“And I spent all night long thinking about the 2-14 warriors in that battalion, in front of me,” he said. “They didn’t have the ammo I had, the training, the weapons, and the equipment I had, but they stood on that battlefield and fought with us all night long to bring us back. And the reason I am standing here before you today is to say I would not be alive if it was not for this division and the 2-14th Battalion.”
Struecker called a fellow Ranger, Keni Thomas, who also served during the Battle of Mogadishu. Thomas spoke of the battle that lasted throughout the night and into the day, as the Rangers fought their way out of the city. The task force had 135 Rangers on the ground, and 78 were wounded and 18 dead by nightfall.
“There’s only about 30 of us left to fight,” Thomas said. “But the guys in the vehicles kept coming and we needed – we counted on – the 10th Mountain guys. At 4 a.m., I was part of the link-up team and I go up to the first vehicle and a young guy jumps out. He’s a PFC (private first class) and I knew he wasn’t one of us.”
Thomas asked who this Soldier who was, and the 10th Mountain Division Soldier told him, “Hey, sir, I’m just a mechanic.”

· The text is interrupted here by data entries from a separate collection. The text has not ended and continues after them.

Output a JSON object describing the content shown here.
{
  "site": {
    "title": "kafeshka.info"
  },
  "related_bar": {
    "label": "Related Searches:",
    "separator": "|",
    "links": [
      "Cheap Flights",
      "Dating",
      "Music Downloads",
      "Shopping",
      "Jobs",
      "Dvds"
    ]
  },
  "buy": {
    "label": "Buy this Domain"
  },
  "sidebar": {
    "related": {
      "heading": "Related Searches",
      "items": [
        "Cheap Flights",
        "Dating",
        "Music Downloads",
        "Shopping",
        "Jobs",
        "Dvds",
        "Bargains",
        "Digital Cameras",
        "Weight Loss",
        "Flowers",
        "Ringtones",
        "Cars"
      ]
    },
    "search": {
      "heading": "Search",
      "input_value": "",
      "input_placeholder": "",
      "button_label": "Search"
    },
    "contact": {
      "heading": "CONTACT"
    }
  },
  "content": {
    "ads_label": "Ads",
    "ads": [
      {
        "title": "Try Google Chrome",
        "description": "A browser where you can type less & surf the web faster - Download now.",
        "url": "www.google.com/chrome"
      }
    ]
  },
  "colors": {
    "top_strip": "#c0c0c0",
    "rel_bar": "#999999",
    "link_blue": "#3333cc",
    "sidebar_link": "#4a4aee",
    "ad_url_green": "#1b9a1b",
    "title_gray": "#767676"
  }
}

“I looked at him, and said, ‘Hey buddy, you’re the guy that just came through that firefight that I’ve been listening to for 12 hours. Your weapon looks like you’ve been using it. Yeah, buddy, I don’t think you’re just a mechanic anymore. I think what you are is an American Soldier, and right now you are my hero. Let’s go.”
Thomas worked with the 2-14th Infantry Soldiers loading up the wounded on the vehicles. With no room left in the armored convoy, dozens of Rangers, Delta Force, and 10th Mountain Division (LI) Soldiers ran roughly a mile to the rally point outside the city.

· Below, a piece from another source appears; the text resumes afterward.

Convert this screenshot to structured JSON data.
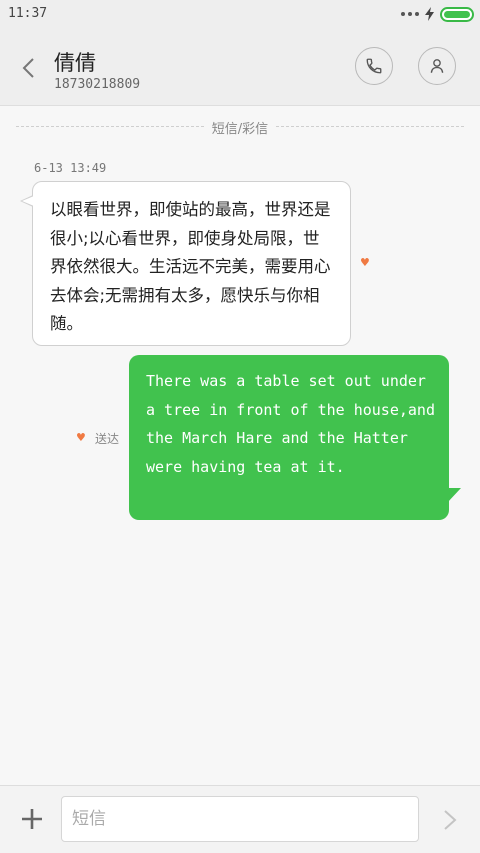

“For those of us who made it out, we will forever be thankful to those folks on the vehicles, because I could not have gotten my buddies out of there,” he said. “There’s a lot of things I could not have done without you all.”
For the many Soldiers attending the Annual Remembrance Ceremony, Thomas said he hoped they will remember one lesson from his story. He said no one is “just a,” referring to the young Soldier who once said he was just a mechanic.
“Stop selling yourself short and hold your head up high knowing you are an American Soldier, and you are the might that this country stakes its freedom upon,” Thomas said.
Left: Soldiers from the 10th Mountain Division (LI) place wreaths in front of the bronze plaques that list the names of 10th Mountain Division and Fort Drum Soldiers who died in support of military operations around the world. (Photo by Mike Strasser, Fort Drum Garrison Public Affairs)